**THE TASK:** Reproduce the entries exactly. Omit none of them.

+++ DATA FOR REVIEW

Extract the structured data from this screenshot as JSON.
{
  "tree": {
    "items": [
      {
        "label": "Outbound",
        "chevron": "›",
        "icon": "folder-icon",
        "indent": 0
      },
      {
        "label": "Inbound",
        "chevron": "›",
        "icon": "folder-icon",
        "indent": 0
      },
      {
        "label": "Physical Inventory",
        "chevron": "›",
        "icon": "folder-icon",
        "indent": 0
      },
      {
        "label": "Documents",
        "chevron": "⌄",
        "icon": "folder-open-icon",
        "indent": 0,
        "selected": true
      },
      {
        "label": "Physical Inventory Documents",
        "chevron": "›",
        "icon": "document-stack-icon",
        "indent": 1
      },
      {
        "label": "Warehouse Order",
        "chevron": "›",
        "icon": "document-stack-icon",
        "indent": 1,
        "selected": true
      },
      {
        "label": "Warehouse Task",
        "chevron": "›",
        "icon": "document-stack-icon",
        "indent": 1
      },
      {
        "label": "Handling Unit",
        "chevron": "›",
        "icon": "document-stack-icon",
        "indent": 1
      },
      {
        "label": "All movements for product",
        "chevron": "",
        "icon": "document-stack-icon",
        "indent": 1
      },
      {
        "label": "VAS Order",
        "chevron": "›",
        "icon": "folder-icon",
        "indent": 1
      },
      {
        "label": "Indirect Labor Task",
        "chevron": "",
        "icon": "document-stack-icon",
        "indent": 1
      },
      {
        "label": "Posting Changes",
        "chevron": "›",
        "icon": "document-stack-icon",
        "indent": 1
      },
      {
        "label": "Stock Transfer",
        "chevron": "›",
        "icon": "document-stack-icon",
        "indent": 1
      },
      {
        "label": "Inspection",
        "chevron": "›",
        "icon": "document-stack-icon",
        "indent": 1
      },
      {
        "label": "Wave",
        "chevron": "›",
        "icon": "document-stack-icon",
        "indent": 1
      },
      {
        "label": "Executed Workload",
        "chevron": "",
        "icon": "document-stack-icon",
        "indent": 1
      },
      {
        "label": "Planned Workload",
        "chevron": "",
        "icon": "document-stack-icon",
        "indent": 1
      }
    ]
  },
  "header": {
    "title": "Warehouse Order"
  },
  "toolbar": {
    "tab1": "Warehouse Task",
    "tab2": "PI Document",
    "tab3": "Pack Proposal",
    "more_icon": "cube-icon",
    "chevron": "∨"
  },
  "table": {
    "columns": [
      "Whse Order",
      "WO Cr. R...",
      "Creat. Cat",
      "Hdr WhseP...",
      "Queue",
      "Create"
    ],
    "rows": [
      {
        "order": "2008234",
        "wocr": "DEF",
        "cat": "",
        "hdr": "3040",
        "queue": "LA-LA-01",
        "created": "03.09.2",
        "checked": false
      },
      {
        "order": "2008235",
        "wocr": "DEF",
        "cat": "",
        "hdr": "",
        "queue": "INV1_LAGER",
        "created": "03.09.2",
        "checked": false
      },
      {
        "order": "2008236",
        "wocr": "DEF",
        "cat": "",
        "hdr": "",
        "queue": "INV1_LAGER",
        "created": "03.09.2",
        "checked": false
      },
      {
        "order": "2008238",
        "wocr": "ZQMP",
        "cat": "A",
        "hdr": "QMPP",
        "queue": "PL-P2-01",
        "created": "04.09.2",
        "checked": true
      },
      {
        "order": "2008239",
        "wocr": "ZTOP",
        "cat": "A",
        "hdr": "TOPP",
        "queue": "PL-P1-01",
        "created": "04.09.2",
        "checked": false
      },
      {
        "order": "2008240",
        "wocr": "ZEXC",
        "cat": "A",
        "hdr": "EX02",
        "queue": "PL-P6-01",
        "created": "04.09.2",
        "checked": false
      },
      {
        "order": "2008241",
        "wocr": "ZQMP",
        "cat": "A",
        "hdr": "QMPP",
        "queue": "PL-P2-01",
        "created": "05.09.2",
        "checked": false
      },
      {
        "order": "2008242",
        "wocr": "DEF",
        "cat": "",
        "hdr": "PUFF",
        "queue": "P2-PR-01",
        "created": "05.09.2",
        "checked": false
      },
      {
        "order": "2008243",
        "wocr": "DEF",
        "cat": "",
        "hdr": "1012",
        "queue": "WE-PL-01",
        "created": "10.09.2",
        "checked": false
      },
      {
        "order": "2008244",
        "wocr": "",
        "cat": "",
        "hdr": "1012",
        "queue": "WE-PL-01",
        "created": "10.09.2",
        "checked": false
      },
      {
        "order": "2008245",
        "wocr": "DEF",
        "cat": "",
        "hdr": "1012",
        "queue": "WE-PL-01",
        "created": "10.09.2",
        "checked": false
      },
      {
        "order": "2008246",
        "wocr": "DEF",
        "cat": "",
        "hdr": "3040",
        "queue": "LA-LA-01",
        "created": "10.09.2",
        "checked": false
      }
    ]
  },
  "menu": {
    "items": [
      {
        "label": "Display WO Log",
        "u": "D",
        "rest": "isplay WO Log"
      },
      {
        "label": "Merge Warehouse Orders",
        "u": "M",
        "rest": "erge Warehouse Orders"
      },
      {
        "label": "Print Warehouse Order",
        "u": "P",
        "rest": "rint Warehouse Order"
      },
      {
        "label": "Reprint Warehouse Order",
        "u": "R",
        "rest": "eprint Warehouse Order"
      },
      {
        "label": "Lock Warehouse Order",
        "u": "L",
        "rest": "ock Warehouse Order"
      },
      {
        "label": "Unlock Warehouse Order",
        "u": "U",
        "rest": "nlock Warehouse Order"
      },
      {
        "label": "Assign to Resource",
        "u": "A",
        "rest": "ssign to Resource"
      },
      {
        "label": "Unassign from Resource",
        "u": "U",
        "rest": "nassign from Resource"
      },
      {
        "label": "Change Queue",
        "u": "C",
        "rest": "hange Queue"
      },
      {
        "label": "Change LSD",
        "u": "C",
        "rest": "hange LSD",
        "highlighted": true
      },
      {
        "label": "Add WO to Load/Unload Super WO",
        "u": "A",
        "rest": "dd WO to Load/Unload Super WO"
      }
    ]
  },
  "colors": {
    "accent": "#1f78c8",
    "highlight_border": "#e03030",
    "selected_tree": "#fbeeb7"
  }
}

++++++

**EXERCISE RESPONSE:**
Extract the structured data from this screenshot as JSON.
{
  "tree": {
    "items": [
      {
        "label": "Outbound",
        "chevron": "›",
        "icon": "folder-icon",
        "indent": 0
      },
      {
        "label": "Inbound",
        "chevron": "›",
        "icon": "folder-icon",
        "indent": 0
      },
      {
        "label": "Physical Inventory",
        "chevron": "›",
        "icon": "folder-icon",
        "indent": 0
      },
      {
        "label": "Documents",
        "chevron": "⌄",
        "icon": "folder-open-icon",
        "indent": 0,
        "selected": true
      },
      {
        "label": "Physical Inventory Documents",
        "chevron": "›",
        "icon": "document-stack-icon",
        "indent": 1
      },
      {
        "label": "Warehouse Order",
        "chevron": "›",
        "icon": "document-stack-icon",
        "indent": 1,
        "selected": true
      },
      {
        "label": "Warehouse Task",
        "chevron": "›",
        "icon": "document-stack-icon",
        "indent": 1
      },
      {
        "label": "Handling Unit",
        "chevron": "›",
        "icon": "document-stack-icon",
        "indent": 1
      },
      {
        "label": "All movements for product",
        "chevron": "",
        "icon": "document-stack-icon",
        "indent": 1
      },
      {
        "label": "VAS Order",
        "chevron": "›",
        "icon": "folder-icon",
        "indent": 1
      },
      {
        "label": "Indirect Labor Task",
        "chevron": "",
        "icon": "document-stack-icon",
        "indent": 1
      },
      {
        "label": "Posting Changes",
        "chevron": "›",
        "icon": "document-stack-icon",
        "indent": 1
      },
      {
        "label": "Stock Transfer",
        "chevron": "›",
        "icon": "document-stack-icon",
        "indent": 1
      },
      {
        "label": "Inspection",
        "chevron": "›",
        "icon": "document-stack-icon",
        "indent": 1
      },
      {
        "label": "Wave",
        "chevron": "›",
        "icon": "document-stack-icon",
        "indent": 1
      },
      {
        "label": "Executed Workload",
        "chevron": "",
        "icon": "document-stack-icon",
        "indent": 1
      },
      {
        "label": "Planned Workload",
        "chevron": "",
        "icon": "document-stack-icon",
        "indent": 1
      }
    ]
  },
  "header": {
    "title": "Warehouse Order"
  },
  "toolbar": {
    "tab1": "Warehouse Task",
    "tab2": "PI Document",
    "tab3": "Pack Proposal",
    "more_icon": "cube-icon",
    "chevron": "∨"
  },
  "table": {
    "columns": [
      "Whse Order",
      "WO Cr. R...",
      "Creat. Cat",
      "Hdr WhseP...",
      "Queue",
      "Create"
    ],
    "rows": [
      {
        "order": "2008234",
        "wocr": "DEF",
        "cat": "",
        "hdr": "3040",
        "queue": "LA-LA-01",
        "created": "03.09.2",
        "checked": false
      },
      {
        "order": "2008235",
        "wocr": "DEF",
        "cat": "",
        "hdr": "",
        "queue": "INV1_LAGER",
        "created": "03.09.2",
        "checked": false
      },
      {
        "order": "2008236",
        "wocr": "DEF",
        "cat": "",
        "hdr": "",
        "queue": "INV1_LAGER",
        "created": "03.09.2",
        "checked": false
      },
      {
        "order": "2008238",
        "wocr": "ZQMP",
        "cat": "A",
        "hdr": "QMPP",
        "queue": "PL-P2-01",
        "created": "04.09.2",
        "checked": true
      },
      {
        "order": "2008239",
        "wocr": "ZTOP",
        "cat": "A",
        "hdr": "TOPP",
        "queue": "PL-P1-01",
        "created": "04.09.2",
        "checked": false
      },
      {
        "order": "2008240",
        "wocr": "ZEXC",
        "cat": "A",
        "hdr": "EX02",
        "queue": "PL-P6-01",
        "created": "04.09.2",
        "checked": false
      },
      {
        "order": "2008241",
        "wocr": "ZQMP",
        "cat": "A",
        "hdr": "QMPP",
        "queue": "PL-P2-01",
        "created": "05.09.2",
        "checked": false
      },
      {
        "order": "2008242",
        "wocr": "DEF",
        "cat": "",
        "hdr": "PUFF",
        "queue": "P2-PR-01",
        "created": "05.09.2",
        "checked": false
      },
      {
        "order": "2008243",
        "wocr": "DEF",
        "cat": "",
        "hdr": "1012",
        "queue": "WE-PL-01",
        "created": "10.09.2",
        "checked": false
      },
      {
        "order": "2008244",
        "wocr": "",
        "cat": "",
        "hdr": "1012",
        "queue": "WE-PL-01",
        "created": "10.09.2",
        "checked": false
      },
      {
        "order": "2008245",
        "wocr": "DEF",
        "cat": "",
        "hdr": "1012",
        "queue": "WE-PL-01",
        "created": "10.09.2",
        "checked": false
      },
      {
        "order": "2008246",
        "wocr": "DEF",
        "cat": "",
        "hdr": "3040",
        "queue": "LA-LA-01",
        "created": "10.09.2",
        "checked": false
      }
    ]
  },
  "menu": {
    "items": [
      {
        "label": "Display WO Log",
        "u": "D",
        "rest": "isplay WO Log"
      },
      {
        "label": "Merge Warehouse Orders",
        "u": "M",
        "rest": "erge Warehouse Orders"
      },
      {
        "label": "Print Warehouse Order",
        "u": "P",
        "rest": "rint Warehouse Order"
      },
      {
        "label": "Reprint Warehouse Order",
        "u": "R",
        "rest": "eprint Warehouse Order"
      },
      {
        "label": "Lock Warehouse Order",
        "u": "L",
        "rest": "ock Warehouse Order"
      },
      {
        "label": "Unlock Warehouse Order",
        "u": "U",
        "rest": "nlock Warehouse Order"
      },
      {
        "label": "Assign to Resource",
        "u": "A",
        "rest": "ssign to Resource"
      },
      {
        "label": "Unassign from Resource",
        "u": "U",
        "rest": "nassign from Resource"
      },
      {
        "label": "Change Queue",
        "u": "C",
        "rest": "hange Queue"
      },
      {
        "label": "Change LSD",
        "u": "C",
        "rest": "hange LSD",
        "highlighted": true
      },
      {
        "label": "Add WO to Load/Unload Super WO",
        "u": "A",
        "rest": "dd WO to Load/Unload Super WO"
      }
    ]
  },
  "colors": {
    "accent": "#1f78c8",
    "highlight_border": "#e03030",
    "selected_tree": "#fbeeb7"
  }
}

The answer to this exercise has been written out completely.